### Data records
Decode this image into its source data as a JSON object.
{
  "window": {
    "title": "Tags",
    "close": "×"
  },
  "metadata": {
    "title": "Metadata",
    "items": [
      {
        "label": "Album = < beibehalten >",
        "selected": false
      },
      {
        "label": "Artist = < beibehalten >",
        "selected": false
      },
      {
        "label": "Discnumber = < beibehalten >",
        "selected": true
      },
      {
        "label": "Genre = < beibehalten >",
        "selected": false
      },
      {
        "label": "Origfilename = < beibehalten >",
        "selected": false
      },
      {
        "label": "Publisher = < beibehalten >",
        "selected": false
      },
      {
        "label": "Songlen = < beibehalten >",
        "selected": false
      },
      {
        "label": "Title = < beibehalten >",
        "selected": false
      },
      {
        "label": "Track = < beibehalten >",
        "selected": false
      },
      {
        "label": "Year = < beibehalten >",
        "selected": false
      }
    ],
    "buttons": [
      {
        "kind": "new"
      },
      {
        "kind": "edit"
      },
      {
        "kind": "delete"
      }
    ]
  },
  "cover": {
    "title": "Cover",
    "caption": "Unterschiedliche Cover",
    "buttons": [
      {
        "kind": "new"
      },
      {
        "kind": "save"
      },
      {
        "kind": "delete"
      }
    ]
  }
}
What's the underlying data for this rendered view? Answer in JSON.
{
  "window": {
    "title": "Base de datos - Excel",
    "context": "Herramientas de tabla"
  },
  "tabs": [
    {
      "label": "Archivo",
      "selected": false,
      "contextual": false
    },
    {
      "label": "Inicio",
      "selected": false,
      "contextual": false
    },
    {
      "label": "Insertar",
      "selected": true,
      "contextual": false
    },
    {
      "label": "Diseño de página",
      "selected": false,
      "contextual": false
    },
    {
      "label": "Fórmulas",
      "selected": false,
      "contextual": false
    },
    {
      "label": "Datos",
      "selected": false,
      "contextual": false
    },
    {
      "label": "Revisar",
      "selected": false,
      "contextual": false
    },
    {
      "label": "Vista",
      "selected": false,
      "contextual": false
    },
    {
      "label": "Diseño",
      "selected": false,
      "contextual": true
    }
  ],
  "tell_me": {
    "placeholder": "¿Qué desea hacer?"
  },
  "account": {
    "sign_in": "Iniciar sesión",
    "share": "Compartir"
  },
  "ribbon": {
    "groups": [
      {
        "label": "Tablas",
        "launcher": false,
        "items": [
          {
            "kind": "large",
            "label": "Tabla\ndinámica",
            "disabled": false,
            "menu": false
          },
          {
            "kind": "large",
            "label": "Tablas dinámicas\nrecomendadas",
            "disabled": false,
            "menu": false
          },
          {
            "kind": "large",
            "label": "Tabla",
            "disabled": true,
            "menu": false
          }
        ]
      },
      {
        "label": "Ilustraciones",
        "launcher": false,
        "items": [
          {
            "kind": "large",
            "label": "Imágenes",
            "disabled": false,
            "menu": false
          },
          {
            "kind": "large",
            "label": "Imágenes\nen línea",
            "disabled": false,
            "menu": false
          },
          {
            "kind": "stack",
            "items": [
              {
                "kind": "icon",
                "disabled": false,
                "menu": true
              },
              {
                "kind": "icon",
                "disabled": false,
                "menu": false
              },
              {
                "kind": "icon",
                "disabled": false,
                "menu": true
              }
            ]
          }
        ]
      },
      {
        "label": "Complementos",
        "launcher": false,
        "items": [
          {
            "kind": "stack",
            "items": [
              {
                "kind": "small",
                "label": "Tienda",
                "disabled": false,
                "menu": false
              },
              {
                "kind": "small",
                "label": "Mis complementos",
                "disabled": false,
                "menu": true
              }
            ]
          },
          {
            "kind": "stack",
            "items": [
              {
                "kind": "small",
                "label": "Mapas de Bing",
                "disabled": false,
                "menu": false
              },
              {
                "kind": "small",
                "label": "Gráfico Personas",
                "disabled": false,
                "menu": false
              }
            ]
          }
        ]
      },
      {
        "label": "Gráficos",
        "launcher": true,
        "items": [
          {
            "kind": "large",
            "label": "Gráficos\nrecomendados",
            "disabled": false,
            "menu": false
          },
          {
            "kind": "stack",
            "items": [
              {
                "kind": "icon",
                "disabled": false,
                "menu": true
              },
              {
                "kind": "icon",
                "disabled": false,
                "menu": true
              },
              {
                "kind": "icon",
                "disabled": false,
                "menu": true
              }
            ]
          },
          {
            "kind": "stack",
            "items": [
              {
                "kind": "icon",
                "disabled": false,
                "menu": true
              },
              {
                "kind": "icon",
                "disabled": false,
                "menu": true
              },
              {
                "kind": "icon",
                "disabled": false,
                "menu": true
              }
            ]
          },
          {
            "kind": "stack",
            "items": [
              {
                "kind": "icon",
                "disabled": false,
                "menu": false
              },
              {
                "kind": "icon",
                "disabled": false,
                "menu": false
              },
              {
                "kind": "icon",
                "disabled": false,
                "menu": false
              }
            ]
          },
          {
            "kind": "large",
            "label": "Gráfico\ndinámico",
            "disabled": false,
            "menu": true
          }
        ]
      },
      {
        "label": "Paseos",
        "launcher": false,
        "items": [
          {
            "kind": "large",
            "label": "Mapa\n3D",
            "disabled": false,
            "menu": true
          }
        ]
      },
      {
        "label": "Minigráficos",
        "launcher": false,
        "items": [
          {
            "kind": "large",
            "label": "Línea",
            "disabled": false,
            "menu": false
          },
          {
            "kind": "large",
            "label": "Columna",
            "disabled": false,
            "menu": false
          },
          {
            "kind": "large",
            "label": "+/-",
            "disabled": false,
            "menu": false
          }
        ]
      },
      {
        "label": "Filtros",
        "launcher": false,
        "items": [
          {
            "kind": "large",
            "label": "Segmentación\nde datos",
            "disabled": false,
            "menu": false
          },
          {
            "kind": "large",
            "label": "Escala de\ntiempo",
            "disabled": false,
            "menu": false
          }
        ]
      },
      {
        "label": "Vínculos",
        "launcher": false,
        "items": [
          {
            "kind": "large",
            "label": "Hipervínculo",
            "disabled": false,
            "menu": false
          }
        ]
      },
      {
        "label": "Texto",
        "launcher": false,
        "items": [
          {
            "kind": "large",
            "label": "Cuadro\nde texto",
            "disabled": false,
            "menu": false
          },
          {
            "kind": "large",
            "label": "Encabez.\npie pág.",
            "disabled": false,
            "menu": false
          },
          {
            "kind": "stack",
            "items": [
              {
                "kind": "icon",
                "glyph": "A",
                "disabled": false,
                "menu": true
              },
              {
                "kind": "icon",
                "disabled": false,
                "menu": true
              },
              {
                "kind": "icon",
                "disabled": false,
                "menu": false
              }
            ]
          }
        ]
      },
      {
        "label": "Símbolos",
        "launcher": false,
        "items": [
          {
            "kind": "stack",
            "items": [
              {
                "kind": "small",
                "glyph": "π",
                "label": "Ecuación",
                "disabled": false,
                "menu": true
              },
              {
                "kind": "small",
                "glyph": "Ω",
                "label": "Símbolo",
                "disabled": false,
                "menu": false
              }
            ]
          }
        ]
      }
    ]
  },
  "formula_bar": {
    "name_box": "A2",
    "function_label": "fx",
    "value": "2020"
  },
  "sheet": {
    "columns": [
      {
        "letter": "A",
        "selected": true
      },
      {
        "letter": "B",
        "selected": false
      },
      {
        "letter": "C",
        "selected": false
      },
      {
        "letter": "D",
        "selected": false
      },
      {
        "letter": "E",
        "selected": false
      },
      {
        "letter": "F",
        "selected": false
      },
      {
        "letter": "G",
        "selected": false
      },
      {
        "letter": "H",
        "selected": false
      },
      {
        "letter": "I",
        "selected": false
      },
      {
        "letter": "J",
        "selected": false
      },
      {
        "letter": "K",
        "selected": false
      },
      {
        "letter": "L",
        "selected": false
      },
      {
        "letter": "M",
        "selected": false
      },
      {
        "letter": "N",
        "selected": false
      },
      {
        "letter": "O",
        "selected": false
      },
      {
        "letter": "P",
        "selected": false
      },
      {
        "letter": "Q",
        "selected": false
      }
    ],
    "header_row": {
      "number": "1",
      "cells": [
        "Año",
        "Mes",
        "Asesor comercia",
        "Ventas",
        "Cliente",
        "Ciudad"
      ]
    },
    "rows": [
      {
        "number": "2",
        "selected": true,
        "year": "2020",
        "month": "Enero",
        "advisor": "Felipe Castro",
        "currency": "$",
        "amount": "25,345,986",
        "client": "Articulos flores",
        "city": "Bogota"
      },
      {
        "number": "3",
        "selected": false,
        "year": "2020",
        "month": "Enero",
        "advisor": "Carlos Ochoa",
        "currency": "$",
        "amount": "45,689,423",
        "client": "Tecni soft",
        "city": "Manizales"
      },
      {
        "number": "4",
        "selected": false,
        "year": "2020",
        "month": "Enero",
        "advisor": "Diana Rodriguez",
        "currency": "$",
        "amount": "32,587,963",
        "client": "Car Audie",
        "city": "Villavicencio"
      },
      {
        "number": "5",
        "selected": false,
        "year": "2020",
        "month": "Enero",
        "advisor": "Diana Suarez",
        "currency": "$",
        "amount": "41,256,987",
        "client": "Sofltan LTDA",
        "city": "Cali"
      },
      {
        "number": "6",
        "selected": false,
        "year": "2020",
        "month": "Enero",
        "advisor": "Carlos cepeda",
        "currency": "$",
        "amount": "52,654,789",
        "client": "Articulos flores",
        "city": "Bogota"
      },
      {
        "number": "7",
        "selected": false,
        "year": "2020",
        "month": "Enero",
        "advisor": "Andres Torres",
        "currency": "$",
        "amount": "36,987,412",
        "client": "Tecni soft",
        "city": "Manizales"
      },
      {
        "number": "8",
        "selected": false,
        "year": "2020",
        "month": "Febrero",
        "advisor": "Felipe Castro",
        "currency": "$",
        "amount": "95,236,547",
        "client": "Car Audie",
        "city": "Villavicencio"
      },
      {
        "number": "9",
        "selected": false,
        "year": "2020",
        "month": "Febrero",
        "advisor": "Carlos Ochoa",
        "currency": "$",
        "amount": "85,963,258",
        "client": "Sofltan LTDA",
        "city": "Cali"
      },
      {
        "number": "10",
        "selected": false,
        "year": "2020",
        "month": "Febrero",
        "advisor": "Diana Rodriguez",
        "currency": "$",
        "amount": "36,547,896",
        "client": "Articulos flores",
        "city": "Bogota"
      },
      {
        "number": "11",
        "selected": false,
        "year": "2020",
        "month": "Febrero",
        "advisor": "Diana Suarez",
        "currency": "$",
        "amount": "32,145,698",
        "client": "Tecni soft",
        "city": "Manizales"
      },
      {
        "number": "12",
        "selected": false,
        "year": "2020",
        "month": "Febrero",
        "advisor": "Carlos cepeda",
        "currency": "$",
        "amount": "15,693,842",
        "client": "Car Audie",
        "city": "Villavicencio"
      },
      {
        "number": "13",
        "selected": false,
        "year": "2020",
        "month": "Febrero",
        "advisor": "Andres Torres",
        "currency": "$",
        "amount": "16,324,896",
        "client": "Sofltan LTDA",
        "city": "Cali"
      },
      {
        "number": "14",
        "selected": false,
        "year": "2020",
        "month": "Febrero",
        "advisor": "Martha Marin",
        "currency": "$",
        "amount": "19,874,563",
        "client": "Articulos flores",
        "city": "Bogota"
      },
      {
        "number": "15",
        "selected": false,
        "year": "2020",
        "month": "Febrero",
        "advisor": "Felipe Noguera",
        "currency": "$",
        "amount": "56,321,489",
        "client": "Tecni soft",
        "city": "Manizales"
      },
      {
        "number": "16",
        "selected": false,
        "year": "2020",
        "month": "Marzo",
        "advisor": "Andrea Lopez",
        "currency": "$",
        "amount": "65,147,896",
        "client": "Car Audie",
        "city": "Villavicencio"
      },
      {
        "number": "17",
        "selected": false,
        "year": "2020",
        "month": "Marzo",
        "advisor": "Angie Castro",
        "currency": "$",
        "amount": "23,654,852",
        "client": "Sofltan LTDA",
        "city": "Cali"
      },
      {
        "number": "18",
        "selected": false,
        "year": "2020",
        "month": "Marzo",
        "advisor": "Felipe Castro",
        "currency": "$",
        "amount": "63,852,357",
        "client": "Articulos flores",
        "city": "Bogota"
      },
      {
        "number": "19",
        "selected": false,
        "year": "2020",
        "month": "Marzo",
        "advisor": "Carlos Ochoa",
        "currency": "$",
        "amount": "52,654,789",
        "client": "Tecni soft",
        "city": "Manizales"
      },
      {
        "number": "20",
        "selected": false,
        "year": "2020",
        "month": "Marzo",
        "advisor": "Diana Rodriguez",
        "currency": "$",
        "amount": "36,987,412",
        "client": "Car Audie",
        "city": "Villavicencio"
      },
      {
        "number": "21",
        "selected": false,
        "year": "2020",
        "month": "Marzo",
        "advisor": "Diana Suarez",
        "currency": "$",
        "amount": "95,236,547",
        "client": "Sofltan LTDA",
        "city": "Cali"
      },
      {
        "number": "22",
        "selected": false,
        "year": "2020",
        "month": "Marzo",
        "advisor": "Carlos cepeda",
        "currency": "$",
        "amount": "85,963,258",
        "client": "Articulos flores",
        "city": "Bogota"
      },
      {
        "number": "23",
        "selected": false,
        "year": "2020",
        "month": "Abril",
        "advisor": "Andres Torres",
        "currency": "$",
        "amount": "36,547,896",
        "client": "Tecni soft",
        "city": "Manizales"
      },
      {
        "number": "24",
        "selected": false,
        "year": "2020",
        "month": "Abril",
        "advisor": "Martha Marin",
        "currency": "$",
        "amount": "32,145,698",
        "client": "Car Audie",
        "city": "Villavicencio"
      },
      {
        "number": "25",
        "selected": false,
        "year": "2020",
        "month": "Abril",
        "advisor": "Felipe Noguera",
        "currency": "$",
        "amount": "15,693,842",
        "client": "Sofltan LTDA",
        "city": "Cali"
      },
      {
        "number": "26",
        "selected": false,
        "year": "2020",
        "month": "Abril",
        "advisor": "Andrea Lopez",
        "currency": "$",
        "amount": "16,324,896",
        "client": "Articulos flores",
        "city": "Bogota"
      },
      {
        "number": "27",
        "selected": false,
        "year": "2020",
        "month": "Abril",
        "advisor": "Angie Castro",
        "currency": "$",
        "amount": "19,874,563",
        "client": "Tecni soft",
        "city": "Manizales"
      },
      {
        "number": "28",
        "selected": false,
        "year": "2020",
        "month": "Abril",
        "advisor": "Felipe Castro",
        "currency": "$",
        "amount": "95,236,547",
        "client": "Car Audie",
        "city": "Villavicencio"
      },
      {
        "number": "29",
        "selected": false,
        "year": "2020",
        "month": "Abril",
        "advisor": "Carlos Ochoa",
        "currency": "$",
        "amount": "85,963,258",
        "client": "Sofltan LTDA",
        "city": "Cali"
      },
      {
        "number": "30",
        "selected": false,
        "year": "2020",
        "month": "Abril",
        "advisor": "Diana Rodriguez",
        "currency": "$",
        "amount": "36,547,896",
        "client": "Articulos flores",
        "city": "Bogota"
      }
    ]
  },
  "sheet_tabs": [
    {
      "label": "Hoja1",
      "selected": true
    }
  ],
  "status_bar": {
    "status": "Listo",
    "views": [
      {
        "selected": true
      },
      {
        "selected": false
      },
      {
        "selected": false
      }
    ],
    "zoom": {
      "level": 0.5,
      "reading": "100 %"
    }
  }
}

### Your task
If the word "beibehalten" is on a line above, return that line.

### Completed task
        "label": "Album = < beibehalten >",
        "label": "Artist = < beibehalten >",
        "label": "Discnumber = < beibehalten >",
        "label": "Genre = < beibehalten >",
        "label": "Origfilename = < beibehalten >",
        "label": "Publisher = < beibehalten >",
        "label": "Songlen = < beibehalten >",
        "label": "Title = < beibehalten >",
        "label": "Track = < beibehalten >",
        "label": "Year = < beibehalten >",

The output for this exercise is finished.